**ASSIGNMENT:**
Some lines in the material below hold the word "JSON". Copy all of them.

**RECORDS TO USE:**

· · ·

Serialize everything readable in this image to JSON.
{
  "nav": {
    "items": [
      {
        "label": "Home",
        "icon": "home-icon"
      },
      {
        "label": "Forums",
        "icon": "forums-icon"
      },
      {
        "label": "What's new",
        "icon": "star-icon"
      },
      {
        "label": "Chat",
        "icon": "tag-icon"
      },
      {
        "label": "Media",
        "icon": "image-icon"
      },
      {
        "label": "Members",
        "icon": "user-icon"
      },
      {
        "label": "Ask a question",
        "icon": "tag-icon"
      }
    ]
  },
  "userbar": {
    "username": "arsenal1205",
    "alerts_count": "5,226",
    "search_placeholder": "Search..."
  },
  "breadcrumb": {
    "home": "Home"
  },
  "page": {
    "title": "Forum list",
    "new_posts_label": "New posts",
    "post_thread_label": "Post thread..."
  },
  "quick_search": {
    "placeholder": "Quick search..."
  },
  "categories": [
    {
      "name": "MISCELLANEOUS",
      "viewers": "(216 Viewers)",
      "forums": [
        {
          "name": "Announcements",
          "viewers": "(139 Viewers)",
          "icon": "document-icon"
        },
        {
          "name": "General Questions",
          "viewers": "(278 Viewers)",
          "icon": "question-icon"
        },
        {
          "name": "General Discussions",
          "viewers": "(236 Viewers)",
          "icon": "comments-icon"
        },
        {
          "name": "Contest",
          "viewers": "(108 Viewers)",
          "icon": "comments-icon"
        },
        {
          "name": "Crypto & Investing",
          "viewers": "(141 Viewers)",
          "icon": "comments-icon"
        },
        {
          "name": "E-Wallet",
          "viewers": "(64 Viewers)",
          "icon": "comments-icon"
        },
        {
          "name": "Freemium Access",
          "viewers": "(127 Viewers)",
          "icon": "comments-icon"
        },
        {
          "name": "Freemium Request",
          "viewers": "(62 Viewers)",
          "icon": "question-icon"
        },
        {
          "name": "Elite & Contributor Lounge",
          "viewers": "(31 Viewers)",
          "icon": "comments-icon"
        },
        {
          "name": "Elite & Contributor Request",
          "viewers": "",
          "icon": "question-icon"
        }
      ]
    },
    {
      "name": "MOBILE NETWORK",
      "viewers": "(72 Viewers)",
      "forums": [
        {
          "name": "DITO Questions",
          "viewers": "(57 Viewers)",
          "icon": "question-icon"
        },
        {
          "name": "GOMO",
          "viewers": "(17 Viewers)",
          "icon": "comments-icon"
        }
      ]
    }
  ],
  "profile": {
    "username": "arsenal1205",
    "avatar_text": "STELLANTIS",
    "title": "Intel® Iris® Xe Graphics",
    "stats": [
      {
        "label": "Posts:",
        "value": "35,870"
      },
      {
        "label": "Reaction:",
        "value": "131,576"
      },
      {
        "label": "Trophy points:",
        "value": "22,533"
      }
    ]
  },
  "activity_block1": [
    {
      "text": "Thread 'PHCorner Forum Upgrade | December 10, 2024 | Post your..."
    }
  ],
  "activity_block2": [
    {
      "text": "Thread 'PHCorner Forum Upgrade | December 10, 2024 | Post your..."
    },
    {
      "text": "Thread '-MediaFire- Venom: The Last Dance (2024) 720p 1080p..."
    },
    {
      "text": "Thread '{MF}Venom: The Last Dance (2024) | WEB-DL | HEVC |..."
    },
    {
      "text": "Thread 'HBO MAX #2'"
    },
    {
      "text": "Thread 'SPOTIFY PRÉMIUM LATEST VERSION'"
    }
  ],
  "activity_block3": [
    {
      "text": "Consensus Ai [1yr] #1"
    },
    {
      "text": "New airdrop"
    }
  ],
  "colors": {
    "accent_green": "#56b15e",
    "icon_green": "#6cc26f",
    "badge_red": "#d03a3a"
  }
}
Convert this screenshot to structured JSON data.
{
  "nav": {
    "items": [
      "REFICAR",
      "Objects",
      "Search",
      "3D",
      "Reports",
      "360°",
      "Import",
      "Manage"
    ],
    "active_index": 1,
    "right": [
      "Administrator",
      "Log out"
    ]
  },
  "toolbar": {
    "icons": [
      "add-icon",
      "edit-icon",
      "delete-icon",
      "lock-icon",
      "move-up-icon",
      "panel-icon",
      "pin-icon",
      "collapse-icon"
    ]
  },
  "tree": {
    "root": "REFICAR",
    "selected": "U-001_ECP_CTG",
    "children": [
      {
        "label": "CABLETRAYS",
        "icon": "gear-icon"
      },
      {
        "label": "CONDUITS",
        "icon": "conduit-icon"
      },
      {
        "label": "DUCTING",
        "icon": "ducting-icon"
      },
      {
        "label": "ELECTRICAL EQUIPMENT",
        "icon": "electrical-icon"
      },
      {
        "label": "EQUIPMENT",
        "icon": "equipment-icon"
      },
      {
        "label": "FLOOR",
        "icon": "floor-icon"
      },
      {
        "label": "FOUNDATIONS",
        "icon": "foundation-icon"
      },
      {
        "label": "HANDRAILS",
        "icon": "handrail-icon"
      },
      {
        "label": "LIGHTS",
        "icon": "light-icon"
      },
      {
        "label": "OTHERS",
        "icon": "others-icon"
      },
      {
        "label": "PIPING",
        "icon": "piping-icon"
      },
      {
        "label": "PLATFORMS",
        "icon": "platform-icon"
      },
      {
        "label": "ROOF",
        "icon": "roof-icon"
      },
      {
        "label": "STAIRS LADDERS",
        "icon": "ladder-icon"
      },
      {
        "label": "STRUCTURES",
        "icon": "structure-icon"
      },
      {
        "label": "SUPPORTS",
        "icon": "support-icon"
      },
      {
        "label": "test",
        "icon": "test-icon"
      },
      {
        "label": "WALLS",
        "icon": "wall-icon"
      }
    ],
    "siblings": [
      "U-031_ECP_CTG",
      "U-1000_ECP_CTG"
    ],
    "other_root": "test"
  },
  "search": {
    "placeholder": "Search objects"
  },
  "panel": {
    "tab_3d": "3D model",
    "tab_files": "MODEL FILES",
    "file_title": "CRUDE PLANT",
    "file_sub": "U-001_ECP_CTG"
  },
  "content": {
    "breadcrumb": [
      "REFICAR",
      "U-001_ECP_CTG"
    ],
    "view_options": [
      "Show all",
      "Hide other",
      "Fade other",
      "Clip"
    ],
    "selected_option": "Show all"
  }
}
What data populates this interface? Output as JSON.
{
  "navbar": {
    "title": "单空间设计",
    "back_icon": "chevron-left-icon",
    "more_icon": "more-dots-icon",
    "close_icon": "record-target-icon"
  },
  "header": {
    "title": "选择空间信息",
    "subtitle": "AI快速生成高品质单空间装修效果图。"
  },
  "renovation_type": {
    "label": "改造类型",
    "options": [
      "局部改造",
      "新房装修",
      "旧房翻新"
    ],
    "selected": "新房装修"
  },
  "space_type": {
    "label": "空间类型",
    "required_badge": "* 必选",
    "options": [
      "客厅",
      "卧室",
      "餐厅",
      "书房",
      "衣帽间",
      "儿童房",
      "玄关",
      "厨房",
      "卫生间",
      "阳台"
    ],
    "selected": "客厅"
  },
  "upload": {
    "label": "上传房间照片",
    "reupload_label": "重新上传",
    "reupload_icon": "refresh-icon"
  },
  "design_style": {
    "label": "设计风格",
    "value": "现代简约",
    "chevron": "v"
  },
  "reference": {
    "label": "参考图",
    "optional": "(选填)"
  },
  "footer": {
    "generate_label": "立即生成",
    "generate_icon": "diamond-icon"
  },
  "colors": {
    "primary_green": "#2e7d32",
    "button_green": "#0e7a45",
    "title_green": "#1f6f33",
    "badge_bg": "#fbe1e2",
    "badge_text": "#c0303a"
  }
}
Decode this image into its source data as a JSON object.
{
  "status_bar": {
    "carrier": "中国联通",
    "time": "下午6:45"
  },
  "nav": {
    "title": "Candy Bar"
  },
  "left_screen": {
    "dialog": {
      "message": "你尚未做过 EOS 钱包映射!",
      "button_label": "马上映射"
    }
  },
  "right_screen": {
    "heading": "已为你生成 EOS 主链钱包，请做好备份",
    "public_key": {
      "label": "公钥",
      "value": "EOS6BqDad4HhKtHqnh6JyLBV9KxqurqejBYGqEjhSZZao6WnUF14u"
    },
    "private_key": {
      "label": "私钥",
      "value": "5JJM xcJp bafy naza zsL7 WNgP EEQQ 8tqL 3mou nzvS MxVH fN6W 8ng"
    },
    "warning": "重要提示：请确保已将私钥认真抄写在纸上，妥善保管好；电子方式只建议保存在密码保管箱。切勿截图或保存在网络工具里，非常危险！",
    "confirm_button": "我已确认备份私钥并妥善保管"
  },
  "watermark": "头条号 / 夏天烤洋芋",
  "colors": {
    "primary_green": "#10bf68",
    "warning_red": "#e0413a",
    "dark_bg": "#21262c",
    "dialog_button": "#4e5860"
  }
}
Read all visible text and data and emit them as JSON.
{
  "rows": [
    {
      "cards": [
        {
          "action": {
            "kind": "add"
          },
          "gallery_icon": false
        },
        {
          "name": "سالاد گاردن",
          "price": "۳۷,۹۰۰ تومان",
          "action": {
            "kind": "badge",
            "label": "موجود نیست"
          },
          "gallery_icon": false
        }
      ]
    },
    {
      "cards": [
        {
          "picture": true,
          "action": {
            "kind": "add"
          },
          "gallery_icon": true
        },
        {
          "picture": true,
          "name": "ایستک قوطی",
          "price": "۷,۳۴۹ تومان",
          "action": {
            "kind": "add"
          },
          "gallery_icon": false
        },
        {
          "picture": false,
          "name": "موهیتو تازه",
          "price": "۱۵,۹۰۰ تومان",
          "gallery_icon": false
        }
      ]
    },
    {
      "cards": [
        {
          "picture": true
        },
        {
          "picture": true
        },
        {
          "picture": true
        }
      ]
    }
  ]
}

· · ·

**ANSWER BELOW:**
Serialize everything readable in this image to JSON.
Convert this screenshot to structured JSON data.
What data populates this interface? Output as JSON.
Decode this image into its source data as a JSON object.
Read all visible text and data and emit them as JSON.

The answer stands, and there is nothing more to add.